When we were planning our first visit to Curaçao I began to read what was easily accessible on the internet about the history of Curaçao. I was surprised, and a little disappointed, that I had to go to multiple sources to get a broad understanding of the history. What I eventually found was a history of diverse, proud groups of people whose stories merged on this small island in the south Caribbean.
This first post is a brief overview and will be followed by other posts detailing parts of the history.
History; the story of the past, impacts the present.
Europeans intersected with the story of the island know today as Curaçao in 1499. However, that clearly was not the start of the story. It could be argued that the story of Curaçao began at some distant time when the ocean levels lowered and an island appeared. More practically however, the island’s story began with the arrival of the Arawak people sometime around 2500 BC. A number of archaeological finds including cave drawings give us only a brief glimpse into the story of the Arawak.
Europe’s entrance in the story was devastating to the Arawak people who were enslaved and decimated by the Spanish in their futile search for riches. In the early 1600’s the Spanish gave up on Curaçao being a source of wealth and abandoned the island.
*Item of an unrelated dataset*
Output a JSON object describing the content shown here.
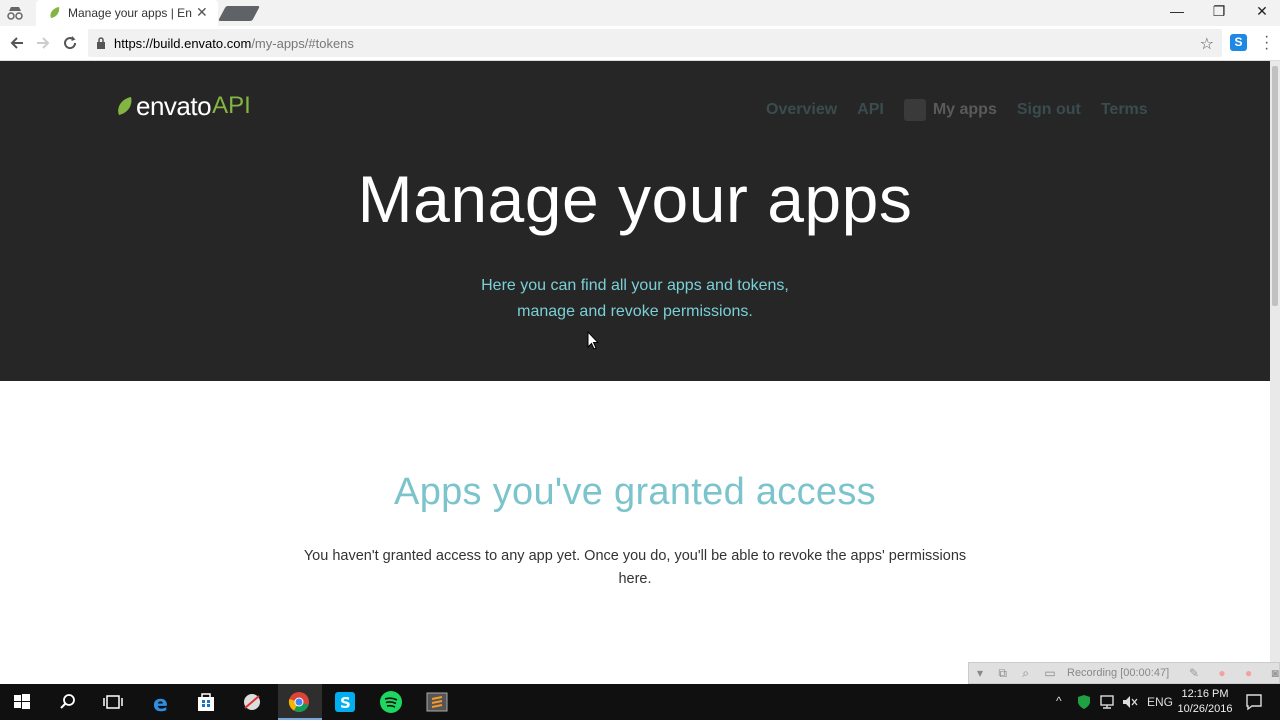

The Dutch West India Company however viewed Curaçao differently than the Spanish and in 1634 claimed the island. Having a longer term view they soon established plantations around the island and built the many landhuis that still dot the island. It was the deep protected harbors of Curaçao that provided its wealth, as international trade rather than agriculture, became the strength of the economy.
At this point in the island’s story, a second group of people suffered devastation. Multiple African groups were enslaved as the Dutch West Indies Company used Curaçao as a key point in the trade of slaves. It was during the years of slavery that the Papiamentu language emerged and is still a vibrant part of Curaçao’s history.
Yet another people group intersects with the growing story. In 1651 Jewish immigration from Amsterdam attracted other Jews escaping persecution from Spain and Portugal.
Not to be left out, additional peoples, the French and British, became a part of this developing story. In the early 1800’s both expressed their interest in Curaçao. On two occasions, the British gained control and the French made at least one attempt. The fate of Curaçao was finally decided with the 1815 Treaty of Paris which awarded Curaçao to the Dutch.
The next significant chapter of the story was the abolishing of slavery in 1863. Many of the freed people emigrated to Cuba for employment in the sugar cane plantations, others stayed in Curaçao and worked for wages or became part of the new tenant farmer system.
The economy struggled until the early 1900’s when oil was discovered off the coast of Venezuela. The Royal Dutch Shell Company built the Isla Refinery on Curaçao and began processing oil in 1918.
In 1954 Curaçao became part of the Netherland Antilles (along with Aruba, Bonaire, Saba, Sint Eustatius and Sint Maarten) as part of the Kingdom of the Netherlands. The Netherland Antilles was dissolved in 2010 at which time Curaçao became an independent nation within the Kingdom of the Netherlands.
I encourage you to delve further into the rich and diverse history of the island and its people.
Note: As we develop this website there will we additional posts related to the history. We encourage to return to the home page and subscribe to be alerted as more posts become available. There are also many excellent museums on Curaçao relating its rich culture.
- G&D -